For many years, it has been a common practice for pharmaceutical companies to use individual physicians' prescribing profiles to tailor their marketing and sales strategies. For example, if a drug rep had access to data showing that a particular family doctor was prescribing more of a competitor's anti-hypertensive drug, he or she might make a point of dropping off a batch of samples to change that doctor's prescribing practices. As explained in a previous AFP Journal Club, this strategy is often very effective for the drug company, but ends up increasing patients' out-of-pocket expenses in the long run.

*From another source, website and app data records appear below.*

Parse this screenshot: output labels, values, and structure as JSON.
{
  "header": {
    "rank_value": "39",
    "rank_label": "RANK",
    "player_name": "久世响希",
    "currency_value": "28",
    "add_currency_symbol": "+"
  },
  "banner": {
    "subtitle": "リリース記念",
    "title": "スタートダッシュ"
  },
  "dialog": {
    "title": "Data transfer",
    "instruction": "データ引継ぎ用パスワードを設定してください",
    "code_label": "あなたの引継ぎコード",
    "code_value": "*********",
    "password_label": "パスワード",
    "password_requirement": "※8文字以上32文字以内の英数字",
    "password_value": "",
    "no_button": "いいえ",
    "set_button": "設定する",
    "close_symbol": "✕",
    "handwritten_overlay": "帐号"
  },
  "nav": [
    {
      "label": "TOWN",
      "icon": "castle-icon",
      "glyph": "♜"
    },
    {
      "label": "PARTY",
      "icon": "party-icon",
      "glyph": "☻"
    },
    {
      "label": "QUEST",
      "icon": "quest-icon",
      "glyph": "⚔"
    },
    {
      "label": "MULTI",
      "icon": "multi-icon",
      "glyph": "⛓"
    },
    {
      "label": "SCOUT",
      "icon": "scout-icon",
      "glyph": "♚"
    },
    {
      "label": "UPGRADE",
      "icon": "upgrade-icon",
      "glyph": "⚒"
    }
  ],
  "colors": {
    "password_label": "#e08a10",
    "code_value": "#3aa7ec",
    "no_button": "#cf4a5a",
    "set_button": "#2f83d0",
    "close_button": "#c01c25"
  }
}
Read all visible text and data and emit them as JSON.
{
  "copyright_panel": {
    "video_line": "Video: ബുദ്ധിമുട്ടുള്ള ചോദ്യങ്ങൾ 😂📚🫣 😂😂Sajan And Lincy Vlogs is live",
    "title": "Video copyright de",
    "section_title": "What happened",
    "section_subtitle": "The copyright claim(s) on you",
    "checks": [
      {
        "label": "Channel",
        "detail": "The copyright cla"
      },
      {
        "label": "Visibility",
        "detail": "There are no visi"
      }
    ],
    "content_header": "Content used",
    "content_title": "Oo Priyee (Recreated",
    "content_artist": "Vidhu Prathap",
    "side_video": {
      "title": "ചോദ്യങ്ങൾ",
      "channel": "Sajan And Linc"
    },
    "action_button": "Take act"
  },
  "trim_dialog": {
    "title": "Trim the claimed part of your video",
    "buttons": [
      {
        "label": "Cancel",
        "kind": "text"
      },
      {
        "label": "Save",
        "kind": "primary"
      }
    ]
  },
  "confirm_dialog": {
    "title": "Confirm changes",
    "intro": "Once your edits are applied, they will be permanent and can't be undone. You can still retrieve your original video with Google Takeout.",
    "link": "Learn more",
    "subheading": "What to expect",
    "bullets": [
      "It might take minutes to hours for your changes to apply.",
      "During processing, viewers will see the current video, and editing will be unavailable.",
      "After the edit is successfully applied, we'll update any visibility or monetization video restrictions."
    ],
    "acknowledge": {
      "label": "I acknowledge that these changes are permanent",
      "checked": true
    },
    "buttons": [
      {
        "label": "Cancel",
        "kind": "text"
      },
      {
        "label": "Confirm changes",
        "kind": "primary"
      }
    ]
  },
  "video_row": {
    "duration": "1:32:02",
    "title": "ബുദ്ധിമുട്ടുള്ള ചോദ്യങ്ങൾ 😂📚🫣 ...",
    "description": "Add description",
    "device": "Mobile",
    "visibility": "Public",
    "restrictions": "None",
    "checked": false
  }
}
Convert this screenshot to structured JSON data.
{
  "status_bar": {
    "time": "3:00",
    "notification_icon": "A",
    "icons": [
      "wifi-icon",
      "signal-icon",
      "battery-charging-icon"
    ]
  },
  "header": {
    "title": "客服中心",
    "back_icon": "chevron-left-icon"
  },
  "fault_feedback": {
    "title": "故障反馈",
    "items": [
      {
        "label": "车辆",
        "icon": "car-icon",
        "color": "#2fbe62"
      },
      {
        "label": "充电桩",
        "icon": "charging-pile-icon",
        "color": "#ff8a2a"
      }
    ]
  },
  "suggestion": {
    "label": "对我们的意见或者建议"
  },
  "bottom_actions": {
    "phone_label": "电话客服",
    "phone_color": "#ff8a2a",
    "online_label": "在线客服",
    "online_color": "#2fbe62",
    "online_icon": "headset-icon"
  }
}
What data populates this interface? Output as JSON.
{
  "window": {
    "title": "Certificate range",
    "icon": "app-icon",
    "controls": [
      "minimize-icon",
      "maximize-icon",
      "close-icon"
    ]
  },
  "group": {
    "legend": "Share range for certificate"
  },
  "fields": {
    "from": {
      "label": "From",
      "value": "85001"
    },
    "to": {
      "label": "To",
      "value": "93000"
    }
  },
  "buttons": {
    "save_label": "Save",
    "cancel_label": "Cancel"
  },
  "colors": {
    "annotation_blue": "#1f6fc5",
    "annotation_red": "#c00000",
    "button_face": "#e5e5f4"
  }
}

Recently, state legislatures in Vermont, Maine, and New Hampshire have passed laws that restrict access to a physician's prescribing profile for marketing purposes. Drug companies and other groups argue that these laws violate the First Amendment, equating a doctor's prescribing data to constitutionally protected "free speech." A news article in yesterday's New York Times reported that the Supreme Court will hear arguments this week in a lawsuit brought against Vermont's confidentiality law by prescribing data collection companies and the industry group Pharmaceutical Research and Manufacturers of America.
In order to balance the sometimes deleterious effects of aggressive drug marketing, AFP provides numerous online resources to support our readers in decision-making about prescriptions. These resources include a systematic eight-step approach to prescribing and individual reviews of new drugs that utilize the STEPS (Safety, Tolerability, Efficacy, Price, and Simplicity) approach. Are there other ways that we could help you and your patients make informed drug choices?